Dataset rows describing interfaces
——

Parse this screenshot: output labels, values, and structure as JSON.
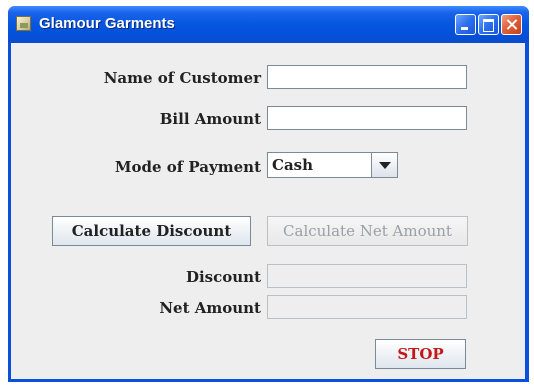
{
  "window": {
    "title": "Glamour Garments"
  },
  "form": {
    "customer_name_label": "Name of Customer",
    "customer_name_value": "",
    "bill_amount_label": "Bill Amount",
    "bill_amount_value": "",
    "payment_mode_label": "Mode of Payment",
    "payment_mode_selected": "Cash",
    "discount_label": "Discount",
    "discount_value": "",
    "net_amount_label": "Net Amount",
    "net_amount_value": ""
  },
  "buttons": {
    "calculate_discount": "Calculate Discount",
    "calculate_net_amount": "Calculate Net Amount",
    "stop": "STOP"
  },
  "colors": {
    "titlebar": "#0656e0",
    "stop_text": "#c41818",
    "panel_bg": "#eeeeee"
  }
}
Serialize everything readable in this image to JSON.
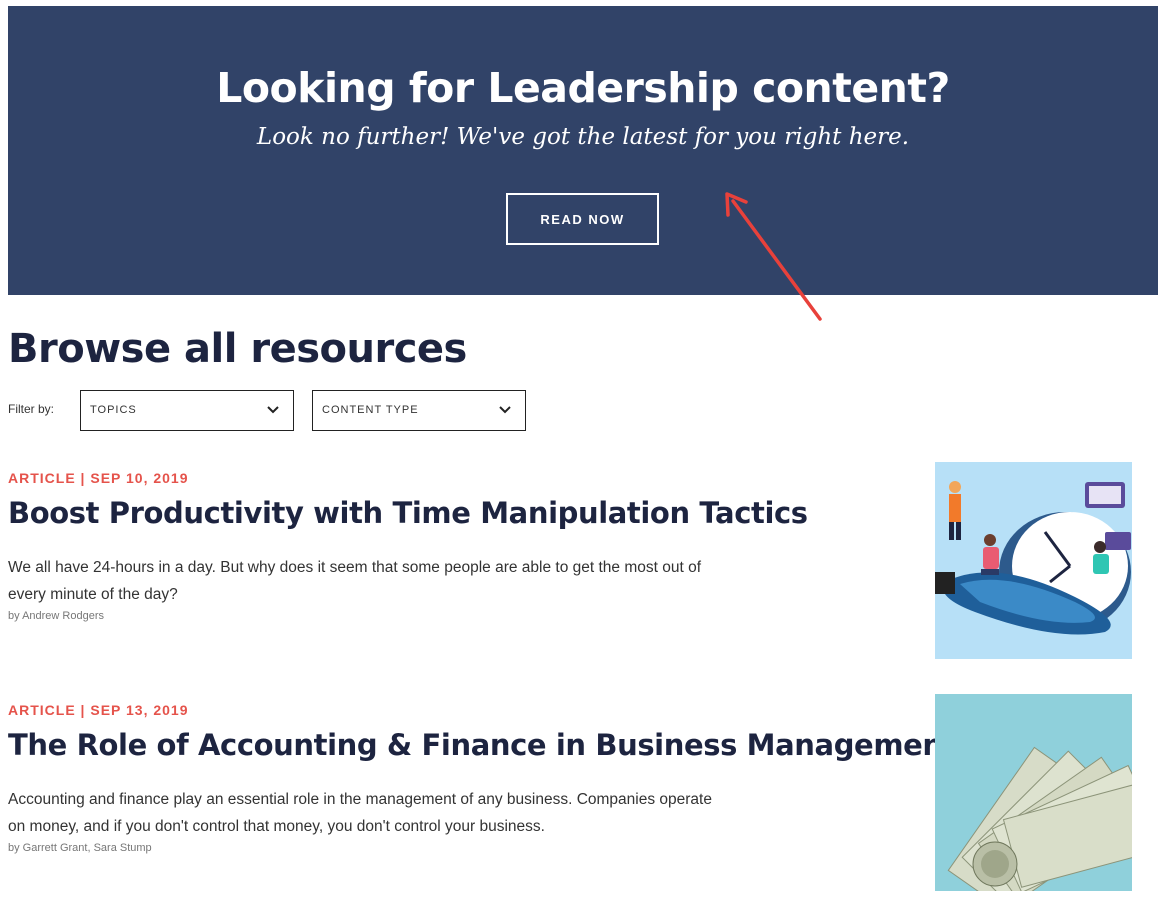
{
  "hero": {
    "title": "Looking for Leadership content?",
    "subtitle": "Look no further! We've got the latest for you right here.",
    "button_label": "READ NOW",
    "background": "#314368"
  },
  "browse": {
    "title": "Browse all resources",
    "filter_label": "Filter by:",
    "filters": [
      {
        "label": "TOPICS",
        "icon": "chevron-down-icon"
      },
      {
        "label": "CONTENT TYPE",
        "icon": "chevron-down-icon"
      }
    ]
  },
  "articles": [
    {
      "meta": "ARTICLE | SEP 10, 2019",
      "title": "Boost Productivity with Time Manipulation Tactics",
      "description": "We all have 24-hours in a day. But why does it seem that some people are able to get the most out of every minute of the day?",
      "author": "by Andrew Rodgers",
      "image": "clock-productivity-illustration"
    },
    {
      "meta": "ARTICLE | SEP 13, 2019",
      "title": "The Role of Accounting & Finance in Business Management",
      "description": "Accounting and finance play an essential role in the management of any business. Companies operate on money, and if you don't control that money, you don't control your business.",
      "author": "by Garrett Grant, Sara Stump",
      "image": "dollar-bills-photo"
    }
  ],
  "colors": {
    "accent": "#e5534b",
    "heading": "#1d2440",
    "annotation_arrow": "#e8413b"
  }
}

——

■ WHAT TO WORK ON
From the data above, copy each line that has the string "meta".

■ WRITTEN RESPONSE
      "meta": "ARTICLE | SEP 10, 2019",
      "meta": "ARTICLE | SEP 13, 2019",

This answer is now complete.